Movie review – Udta Punjab – Unique blend of dark drama, black comedy and thrills
By Joginder Tuteja
For a change, the hype generated due to controversies has been worth it. Also, after watching the film you do realize why there was a call for ruthless editing of the film and why makers too were justified in not going for a single cut. Fortunately, the film is being seen in its original avtar, something that allows Udta Punjab to indeed fly high. Frankly, the censored version would have truly destroyed the core narrative of the film, something that director Abhishek Chaubey so skillfully weaves here.
For starters, Abhishek does well in not allowing this to be a hero-heroine affair. In fact his biggest star of the show, Shahid Kapoor, is as far away from being a hero as Bollywood would not quite imagine. He is a drug addict, doesn’t really have great skills as an artist, is not at all a role model for the youth, is self-confessedly self-centered, gets scared in light of the smallest of the problems and can’t quite stand up to bash even 2-3 goons at a time. Still, it is this very humane element of Shahid that makes this not just a remarkable performance but also clearly his best in a career that has spanned over a decade now.

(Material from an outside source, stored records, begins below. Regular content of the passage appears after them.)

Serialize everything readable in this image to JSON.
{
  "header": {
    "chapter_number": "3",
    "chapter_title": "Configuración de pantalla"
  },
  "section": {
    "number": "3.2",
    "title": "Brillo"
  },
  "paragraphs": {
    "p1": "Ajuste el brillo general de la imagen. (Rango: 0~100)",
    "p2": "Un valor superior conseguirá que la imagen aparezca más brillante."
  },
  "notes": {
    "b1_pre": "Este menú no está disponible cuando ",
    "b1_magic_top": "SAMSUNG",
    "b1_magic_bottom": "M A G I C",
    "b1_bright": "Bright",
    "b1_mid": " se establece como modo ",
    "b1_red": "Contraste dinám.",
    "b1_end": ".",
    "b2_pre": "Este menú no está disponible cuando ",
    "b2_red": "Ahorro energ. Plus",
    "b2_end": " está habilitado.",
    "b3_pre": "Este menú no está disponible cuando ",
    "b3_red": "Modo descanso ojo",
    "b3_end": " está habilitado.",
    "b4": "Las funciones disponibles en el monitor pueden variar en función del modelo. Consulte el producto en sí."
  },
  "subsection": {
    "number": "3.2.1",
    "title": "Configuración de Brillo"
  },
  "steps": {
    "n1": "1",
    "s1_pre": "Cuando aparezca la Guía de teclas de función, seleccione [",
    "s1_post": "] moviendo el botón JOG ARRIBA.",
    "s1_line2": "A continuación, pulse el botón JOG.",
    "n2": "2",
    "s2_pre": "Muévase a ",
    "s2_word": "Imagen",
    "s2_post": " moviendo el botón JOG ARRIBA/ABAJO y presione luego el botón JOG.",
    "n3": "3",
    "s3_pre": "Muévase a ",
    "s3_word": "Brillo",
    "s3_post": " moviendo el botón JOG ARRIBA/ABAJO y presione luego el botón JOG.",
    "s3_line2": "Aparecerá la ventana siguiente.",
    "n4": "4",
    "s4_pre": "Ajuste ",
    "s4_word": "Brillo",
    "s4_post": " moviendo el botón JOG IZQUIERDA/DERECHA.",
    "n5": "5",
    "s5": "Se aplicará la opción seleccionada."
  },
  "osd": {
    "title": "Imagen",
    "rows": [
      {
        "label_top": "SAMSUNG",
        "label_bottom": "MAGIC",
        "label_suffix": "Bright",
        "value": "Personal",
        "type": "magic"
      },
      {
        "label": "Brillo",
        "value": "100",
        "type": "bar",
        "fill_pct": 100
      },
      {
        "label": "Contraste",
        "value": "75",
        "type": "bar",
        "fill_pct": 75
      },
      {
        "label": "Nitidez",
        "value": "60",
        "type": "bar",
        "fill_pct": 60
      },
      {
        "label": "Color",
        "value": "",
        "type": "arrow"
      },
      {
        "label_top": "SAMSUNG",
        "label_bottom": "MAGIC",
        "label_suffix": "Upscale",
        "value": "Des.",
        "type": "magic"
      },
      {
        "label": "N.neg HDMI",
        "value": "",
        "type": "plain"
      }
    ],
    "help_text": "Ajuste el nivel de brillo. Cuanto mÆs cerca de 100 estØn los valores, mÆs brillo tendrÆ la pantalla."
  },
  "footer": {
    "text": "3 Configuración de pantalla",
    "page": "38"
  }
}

That said, it isn’t quite entirely a Shahid Kapoor show. Instead, it is Diljit Dosanjh, Punjab’s biggest superstar, who leads the show. Well, at least for most of the first half of the film. As a cop whose conscience arises after his younger brother turns out to be a drug addict, he is natural to the core while being absolutely endearing. In fact it is wonderful to see the chemistry between Kareena Kapoor Khan and him as the duo goes about unearthing the nexus between drug cartel, politicians, cops, goons and the middlemen. It all makes for an engaging watch as Abhishek exposed this entire episode in a style which is quite different from a similar premise that Nishikant Kamat had picked for his Force and Rocky Handsome. Here, the focus is more on content rather than style, and while that also means that the storytelling takes a much darker route, you do not mind that.
That said, the whole episode of Alia Bhatt turns out to be a lot depressing, especially in the first half. Whike you do care for her migrant character that gets captured by the drug gang and is held in captivity, somehow one wants to keep eyes away from screen for a while since the visuals turn out to be truly disturbing. However, the same Alia towers in the second half when she refuses to succumb to the atrocities and fights back instead of playing the victim card. Especially her first scene with Shahid Kapoor is worth the price of the ticket as black comedy comes into play.
Any loose ends? Well, at times the normally engaging and entertaining film picks an art house cinema route, what with a couple of extended underwater shots as well as a monologue or two which could well have been chopped off the editing table. Also, way too much footage is given to the boy playing Diljit’s brother. His track could have been curtailed as your heart doesn’t go out to him at all. The film is almost entirely in Punjabi and thankfully the cinema where I saw the film had English subtitles. Yes, there are cuss words galore but they do get seamlessly integrated with the film, due to which you do not mind that.
Moreover, other than the credible act that each of the four protagonists comes up with, the ones who stand out are Satish Kaushik (wonderful, wish there was more of him), the youngster playing his son, the senior cop, Alia’s abductor and that truck driver who gets badly beaten up. Truly, an ensemble affair. Also, Amit Trivedi’s music was made just for the narrative. Well done here!
Overall, Udta Punjab is a unique blend of ‘dark drama’ meet ‘black comedy’ meet ‘thriller’. A new story indeed, glad it has not been censored.